The Geography of Rome

Geography is an integral part of the development of ancient civilizations. Rome is one of the most powerful civilizations whose empire ruled Europe for over 1,000 years. Several key geographical features in the Italian peninsula provided opportunities for the Roman civilization to thrive. Rome began as a small village near the Tiber River in Italy on a peninsula close to the Mediterranean Sea. The city was also far enough inland to provide some protection from the sea.

The Tiber River was a source of freshwater and rich soil needed to support the development of people, animals, and crops of Rome. It is the second longest river in Italy. Rome is located East of the river. It begins in the Apennine mountains and flows to the Tyrrhenian Sea. The river provided easy transportation and the river’s valley had vast land for farming. The river also served as a defense system against attacks from the other side of the river.

The Alps and Apennine mountain ranges were natural barriers that helped protect Rome from invasions and provided strategic locations during war time. The Alps provided a roadblock that forced invaders to move through narrow passages allowing Romans time to prepare and attack. The Apennine Mountains divided the peninsula in half, providing protection against invasion from the east. This allowed Romans to counterattack invaders approaching from either side of the mountains. Covered in forest, the hills and mountains are made of volcanic rock which is hard and spongy. The Romans used this rock to build the foundations for their structures. Although they provided Rome with protection, the Alps and mountains isolated Rome from other cities and took up valuable farmland.
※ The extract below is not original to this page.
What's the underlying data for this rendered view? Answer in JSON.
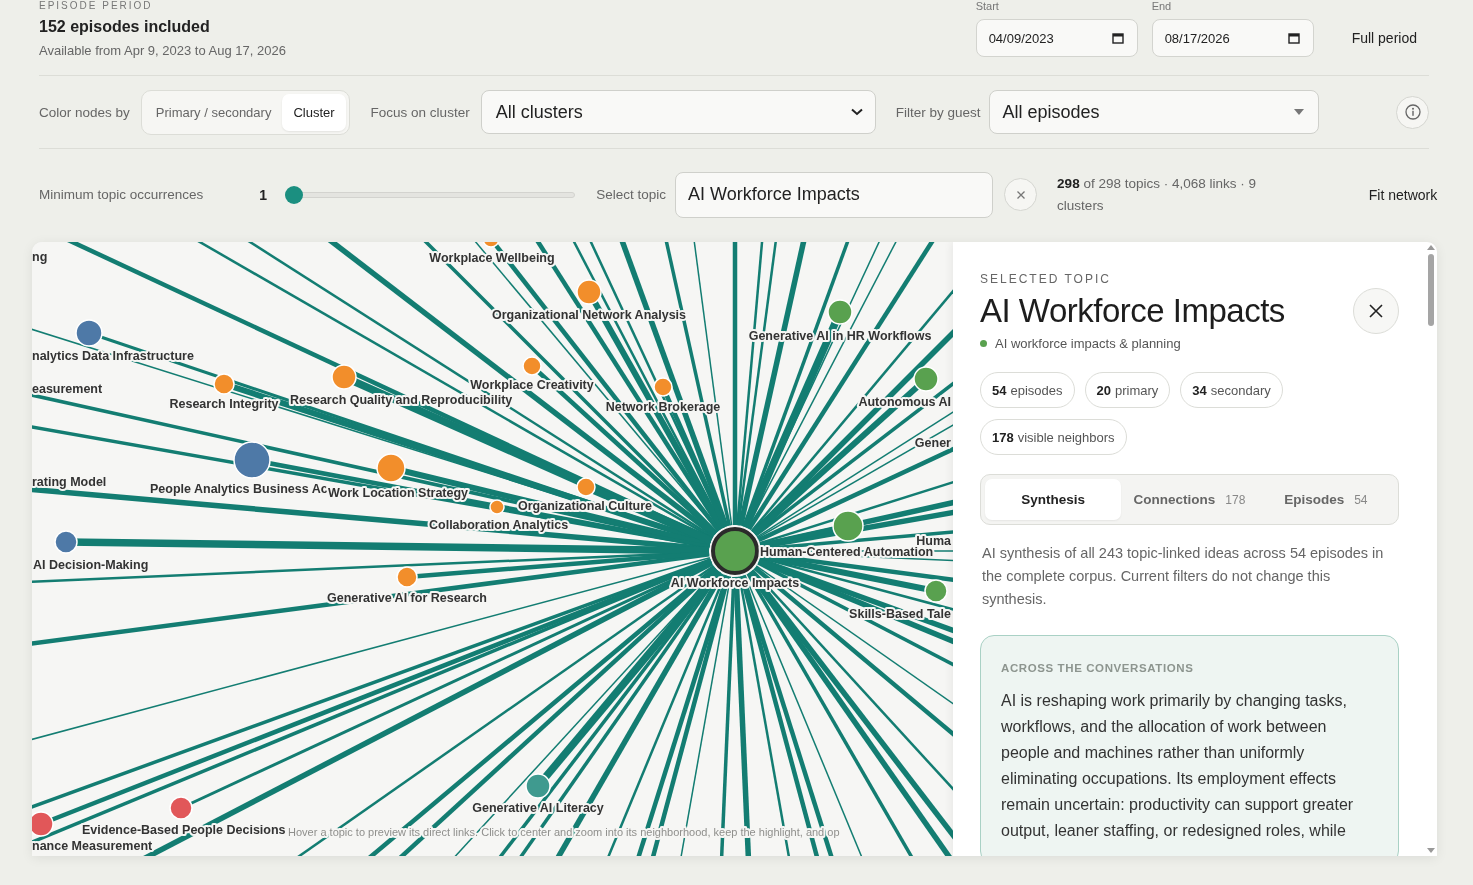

Being close to the Mediterranean Sea allowed Rome to trade with cities in Greece, northern Europe, and North Africa. It also helped them in conquering new lands. Inspired by the Phoenician's shipbuilding, the Romans used their designs to build ships. They eventually built a navy which assisted them in conquering neighboring territories. Romans eventually took control of all of the shores of the Mediterranean. The sea was also a rich source of food for the civilization.